This article was sourced from Creative Commons Attribution-ShareAlike License; additional terms may apply. World Heritage Encyclopedia content is assembled from numerous content providers, Open Access Publishing, and in compliance with The Fair Access to Science and Technology Research Act (FASTR), Wikimedia Foundation, Inc., Public Library of Science, The Encyclopedia of Life, Open Book Publishers (OBP), PubMed, U.S. National Library of Medicine, National Center for Biotechnology Information, U.S. National Library of Medicine, National Institutes of Health (NIH), U.S. Department of Health & Human Services, and USA.gov, which sources content from all federal, state, local, tribal, and territorial government publication portals (.gov, .mil, .edu). Funding for USA.gov and content contributors is made possible from the U.S. Congress, E-Government Act of 2002.
 
Crowd sourced content that is contributed to World Heritage Encyclopedia is peer reviewed and edited by our editorial staff to ensure quality scholarly research articles.
 
By using this site, you agree to the Terms of Use and Privacy Policy. World Heritage Encyclopedia™ is a registered trademark of the World Public Library Association, a non-profit organization.
 



Copyright © World Library Foundation. All rights reserved. eBooks from World eBook Library are sponsored by the World Library Foundation,
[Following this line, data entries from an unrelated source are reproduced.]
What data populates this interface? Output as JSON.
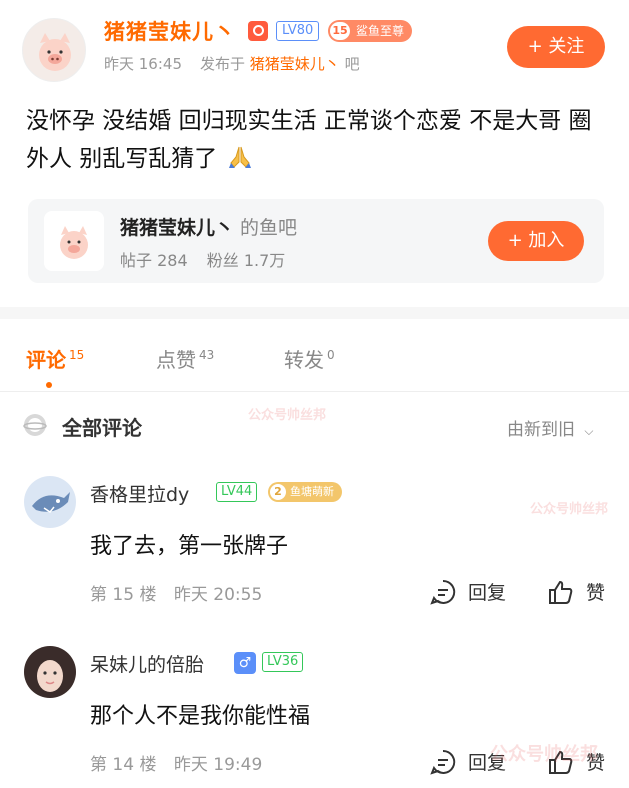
{
  "post": {
    "author": "猪猪莹妹儿丶",
    "level_badge": "LV80",
    "fan_badge_level": "15",
    "fan_badge_text": "鲨鱼至尊",
    "time": "昨天 16:45",
    "published_in_label": "发布于",
    "published_in_bar": "猪猪莹妹儿丶",
    "published_in_suffix": "吧",
    "follow_label": "+ 关注",
    "content": "没怀孕 没结婚 回归现实生活 正常谈个恋爱 不是大哥 圈外人 别乱写乱猜了"
  },
  "forum": {
    "name": "猪猪莹妹儿丶",
    "suffix": "的鱼吧",
    "posts_label": "帖子 284",
    "fans_label": "粉丝 1.7万",
    "join_label": "+ 加入"
  },
  "tabs": [
    {
      "label": "评论",
      "count": "15"
    },
    {
      "label": "点赞",
      "count": "43"
    },
    {
      "label": "转发",
      "count": "0"
    }
  ],
  "comments_header": {
    "title": "全部评论",
    "sort": "由新到旧"
  },
  "comments": [
    {
      "user": "香格里拉dy",
      "level": "LV44",
      "fan_level": "2",
      "fan_text": "鱼塘萌新",
      "text": "我了去，第一张牌子",
      "floor": "第 15 楼",
      "time": "昨天 20:55",
      "reply": "回复",
      "like": "赞"
    },
    {
      "user": "呆妹儿的倍胎",
      "gender": "♂",
      "level": "LV36",
      "text": "那个人不是我你能性福",
      "floor": "第 14 楼",
      "time": "昨天 19:49",
      "reply": "回复",
      "like": "赞"
    }
  ],
  "watermarks": [
    "公众号帅丝邦",
    "公众号帅丝邦",
    "公众号帅丝邦"
  ],
  "colors": {
    "accent": "#ff6a00",
    "button": "#ff6a32",
    "lv_blue": "#5b8ff9",
    "lv_green": "#34c759"
  }
}
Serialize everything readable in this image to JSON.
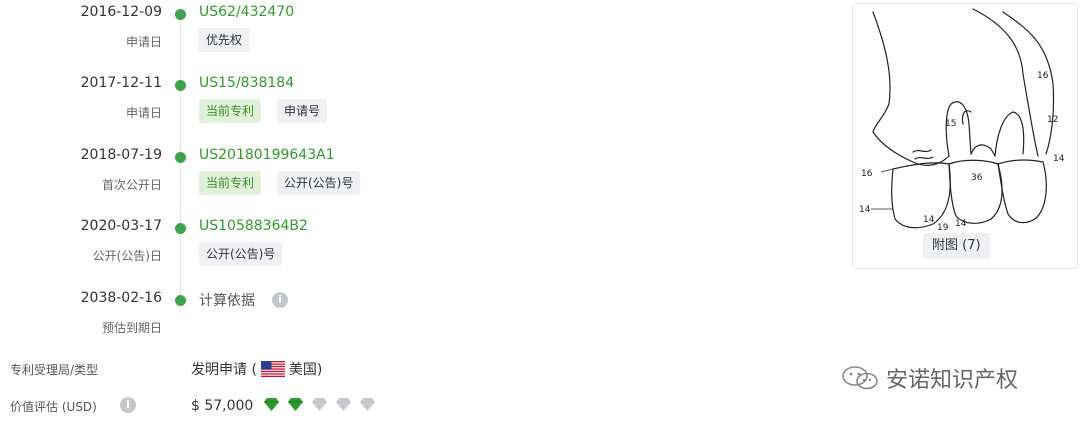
{
  "timeline": [
    {
      "date": "2016-12-09",
      "kind": "申请日",
      "number": "US62/432470",
      "tags": [
        "优先权"
      ]
    },
    {
      "date": "2017-12-11",
      "kind": "申请日",
      "number": "US15/838184",
      "tags": [
        "当前专利",
        "申请号"
      ]
    },
    {
      "date": "2018-07-19",
      "kind": "首次公开日",
      "number": "US20180199643A1",
      "tags": [
        "当前专利",
        "公开(公告)号"
      ]
    },
    {
      "date": "2020-03-17",
      "kind": "公开(公告)日",
      "number": "US10588364B2",
      "tags": [
        "公开(公告)号"
      ]
    },
    {
      "date": "2038-02-16",
      "kind": "预估到期日",
      "number": "计算依据",
      "tags": []
    }
  ],
  "info_icon_glyph": "i",
  "office": {
    "label": "专利受理局/类型",
    "value_prefix": "发明申请 (",
    "country": "美国",
    "value_suffix": ")"
  },
  "valuation": {
    "label": "价值评估 (USD)",
    "value": "$ 57,000",
    "rating": 2,
    "rating_max": 5
  },
  "figure": {
    "caption": "附图 (7)",
    "labels": [
      "16",
      "15",
      "12",
      "14",
      "16",
      "36",
      "14",
      "14",
      "14",
      "19"
    ]
  },
  "watermark": "安诺知识产权",
  "colors": {
    "green": "#3fa34d",
    "gem_active": "#2e9a2e",
    "gem_inactive": "#c6c9ce"
  }
}
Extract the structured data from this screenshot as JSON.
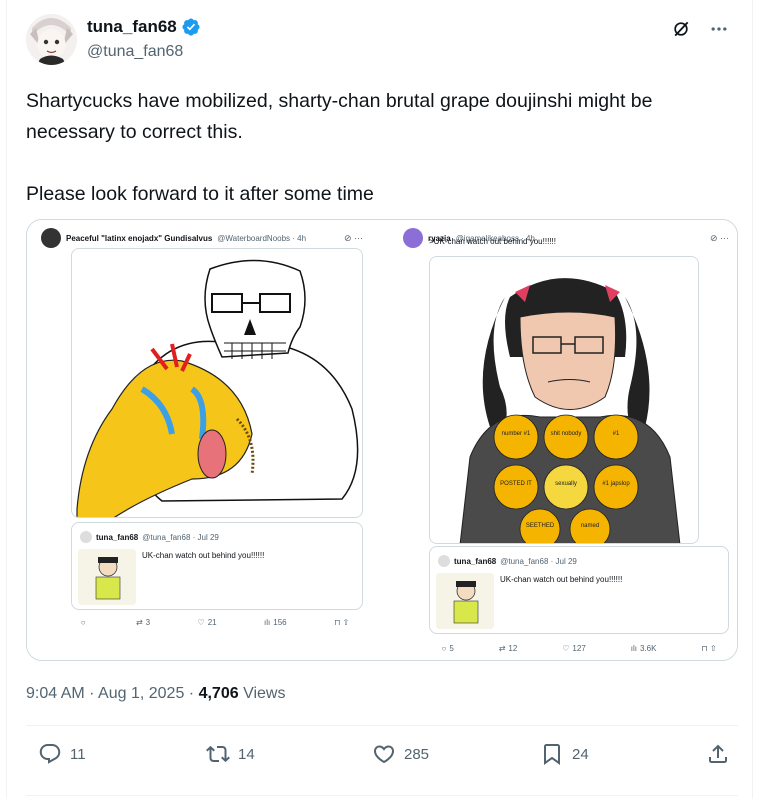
{
  "author": {
    "display_name": "tuna_fan68",
    "handle": "@tuna_fan68"
  },
  "tweet": {
    "text": "Shartycucks have mobilized, sharty-chan brutal grape doujinshi might be necessary to correct this.\n\nPlease look forward to it after some time",
    "timestamp": "9:04 AM · Aug 1, 2025",
    "sep": "·",
    "views_count": "4,706",
    "views_label": "Views"
  },
  "stats": {
    "replies": "11",
    "retweets": "14",
    "likes": "285",
    "bookmarks": "24"
  },
  "media": {
    "left": {
      "name": "Peaceful \"latinx enojadx\" Gundisalvus",
      "handle": "@WaterboardNoobs · 4h",
      "quote": {
        "name": "tuna_fan68",
        "handle": "@tuna_fan68 · Jul 29",
        "text": "UK-chan watch out behind you!!!!!!"
      },
      "actions": {
        "replies": "",
        "retweets": "3",
        "likes": "21",
        "views": "156"
      }
    },
    "right": {
      "name": "ryazia",
      "handle": "@igamelikeaboss · 4h",
      "text": ">UK-chan watch out behind you!!!!!!",
      "medals": [
        "number #1 \"twitter freak\" hater award",
        "shit nobody cares about award",
        "#1 \"hoodwees\" hater award",
        "POSTED IT AGAIN AWARD",
        "sexually attracted to kids award",
        "#1 japslop lover award",
        "SEETHED ABOUT IT AGAIN AWARD",
        "named them again award"
      ],
      "quote": {
        "name": "tuna_fan68",
        "handle": "@tuna_fan68 · Jul 29",
        "text": "UK-chan watch out behind you!!!!!!"
      },
      "actions": {
        "replies": "5",
        "retweets": "12",
        "likes": "127",
        "views": "3.6K"
      }
    }
  },
  "colors": {
    "accent": "#1d9bf0",
    "text": "#0f1419",
    "muted": "#536471",
    "border": "#cfd9de"
  }
}
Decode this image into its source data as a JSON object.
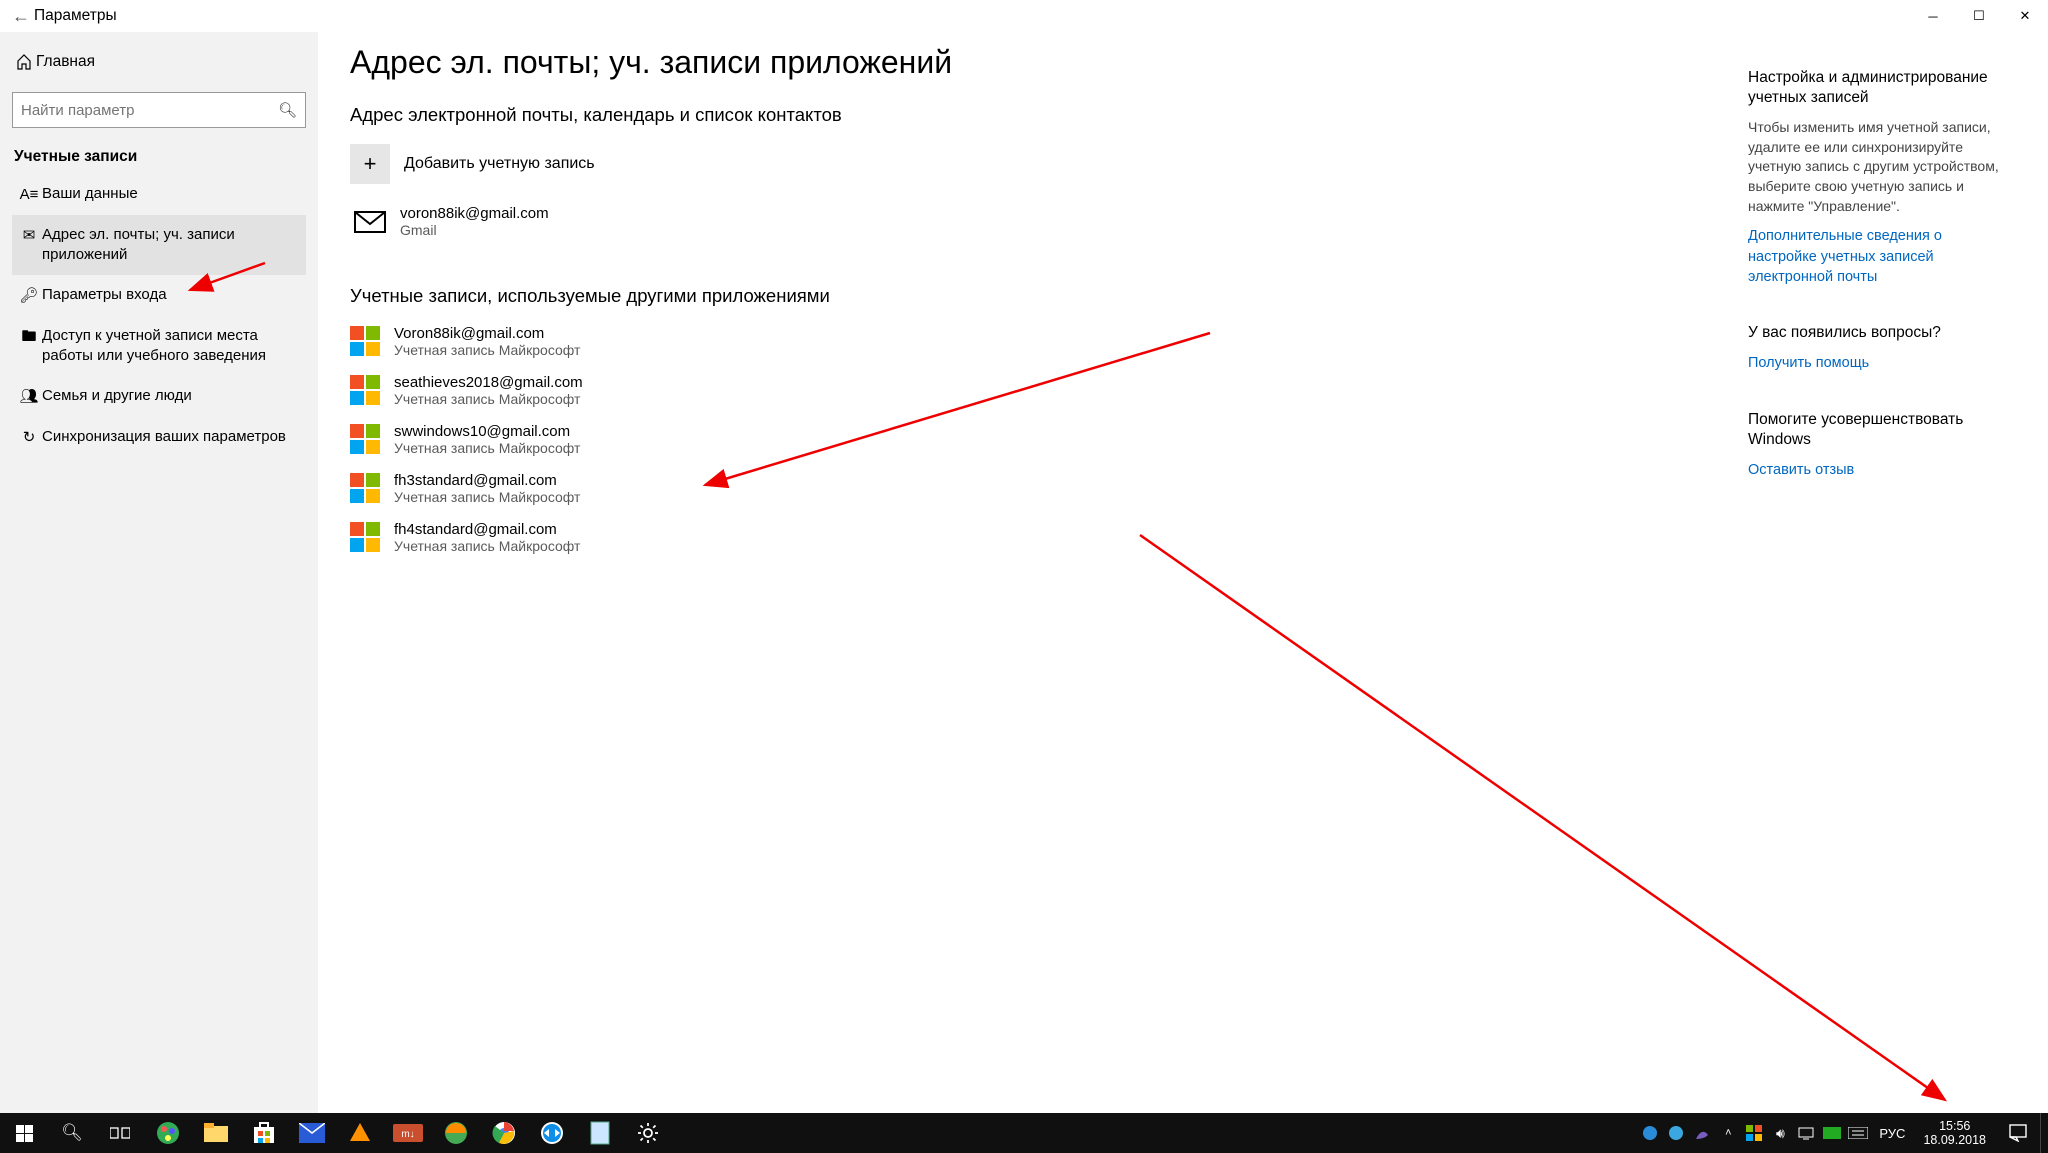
{
  "window": {
    "title": "Параметры"
  },
  "sidebar": {
    "home": "Главная",
    "search_placeholder": "Найти параметр",
    "heading": "Учетные записи",
    "items": [
      {
        "label": "Ваши данные"
      },
      {
        "label": "Адрес эл. почты; уч. записи приложений"
      },
      {
        "label": "Параметры входа"
      },
      {
        "label": "Доступ к учетной записи места работы или учебного заведения"
      },
      {
        "label": "Семья и другие люди"
      },
      {
        "label": "Синхронизация ваших параметров"
      }
    ]
  },
  "main": {
    "page_title": "Адрес эл. почты; уч. записи приложений",
    "section1_heading": "Адрес электронной почты, календарь и список контактов",
    "add_account": "Добавить учетную запись",
    "email_account": {
      "address": "voron88ik@gmail.com",
      "provider": "Gmail"
    },
    "section2_heading": "Учетные записи, используемые другими приложениями",
    "ms_label": "Учетная запись Майкрософт",
    "accounts": [
      {
        "email": "Voron88ik@gmail.com"
      },
      {
        "email": "seathieves2018@gmail.com"
      },
      {
        "email": "swwindows10@gmail.com"
      },
      {
        "email": "fh3standard@gmail.com"
      },
      {
        "email": "fh4standard@gmail.com"
      }
    ]
  },
  "rightpanel": {
    "admin_head": "Настройка и администрирование учетных записей",
    "admin_body": "Чтобы изменить имя учетной записи, удалите ее или синхронизируйте учетную запись с другим устройством, выберите свою учетную запись и нажмите \"Управление\".",
    "admin_link": "Дополнительные сведения о настройке учетных записей электронной почты",
    "q_head": "У вас появились вопросы?",
    "q_link": "Получить помощь",
    "f_head": "Помогите усовершенствовать Windows",
    "f_link": "Оставить отзыв"
  },
  "taskbar": {
    "lang": "РУС",
    "time": "15:56",
    "date": "18.09.2018"
  }
}
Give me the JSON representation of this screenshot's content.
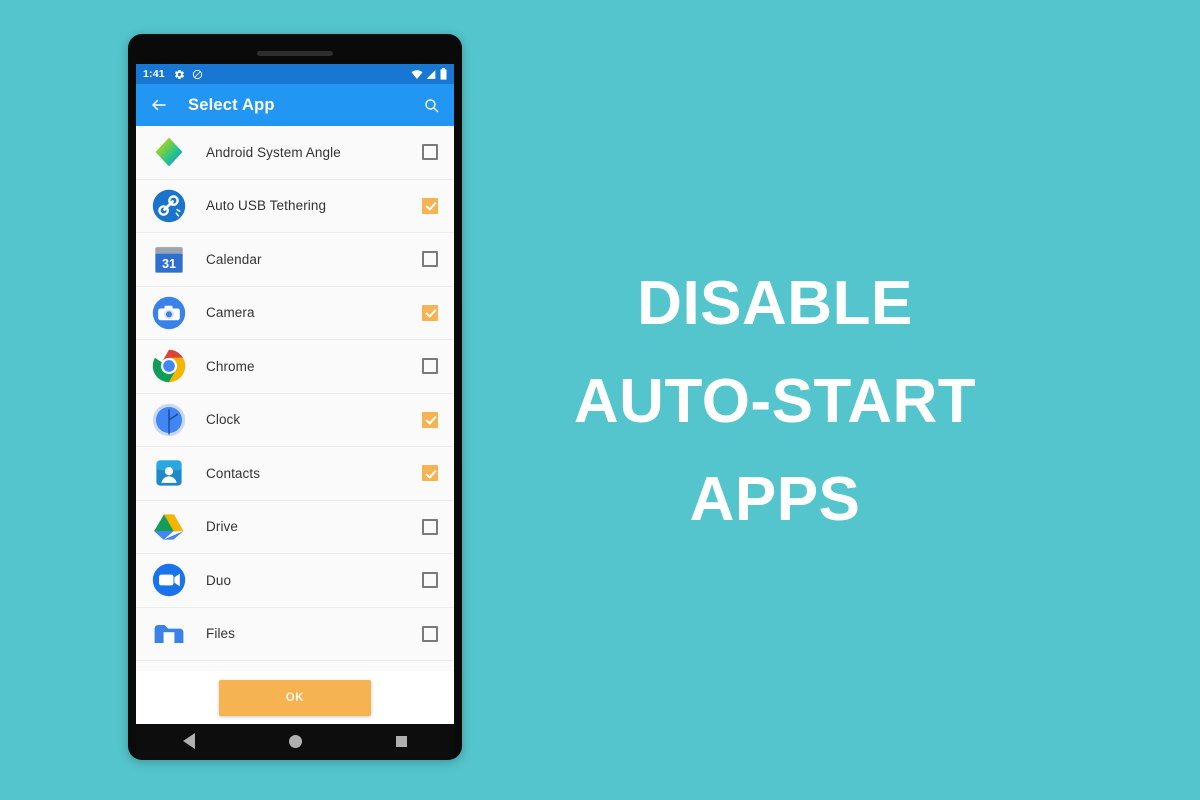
{
  "background_color": "#54c5cc",
  "headline": {
    "line1": "DISABLE",
    "line2": "AUTO-START",
    "line3": "APPS",
    "color": "#ffffff"
  },
  "phone": {
    "status_bar": {
      "time": "1:41",
      "left_icons": [
        "gear-icon",
        "do-not-disturb-icon"
      ],
      "right_icons": [
        "wifi-icon",
        "cell-signal-icon",
        "battery-icon"
      ],
      "background_color": "#1877d2"
    },
    "app_bar": {
      "back_label": "back-arrow",
      "title": "Select App",
      "search_label": "search",
      "background_color": "#2196f3"
    },
    "app_list": [
      {
        "name": "Android System Angle",
        "icon": "angle-icon",
        "checked": false
      },
      {
        "name": "Auto USB Tethering",
        "icon": "usb-tethering-icon",
        "checked": true
      },
      {
        "name": "Calendar",
        "icon": "calendar-icon",
        "checked": false
      },
      {
        "name": "Camera",
        "icon": "camera-icon",
        "checked": true
      },
      {
        "name": "Chrome",
        "icon": "chrome-icon",
        "checked": false
      },
      {
        "name": "Clock",
        "icon": "clock-icon",
        "checked": true
      },
      {
        "name": "Contacts",
        "icon": "contacts-icon",
        "checked": true
      },
      {
        "name": "Drive",
        "icon": "drive-icon",
        "checked": false
      },
      {
        "name": "Duo",
        "icon": "duo-icon",
        "checked": false
      },
      {
        "name": "Files",
        "icon": "files-icon",
        "checked": false
      }
    ],
    "footer": {
      "ok_label": "OK",
      "ok_color": "#f6b352"
    },
    "nav_bar": {
      "back": "back-triangle",
      "home": "home-circle",
      "recents": "recents-square"
    }
  },
  "colors": {
    "accent_orange": "#f6b352",
    "app_bar_blue": "#2196f3",
    "status_bar_blue": "#1877d2",
    "teal_background": "#54c5cc",
    "row_background": "#fafafa",
    "label_text": "#333333"
  }
}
a 501c(4) Member's Support Non-Profit Organization, and is NOT affiliated with any governmental agency or department.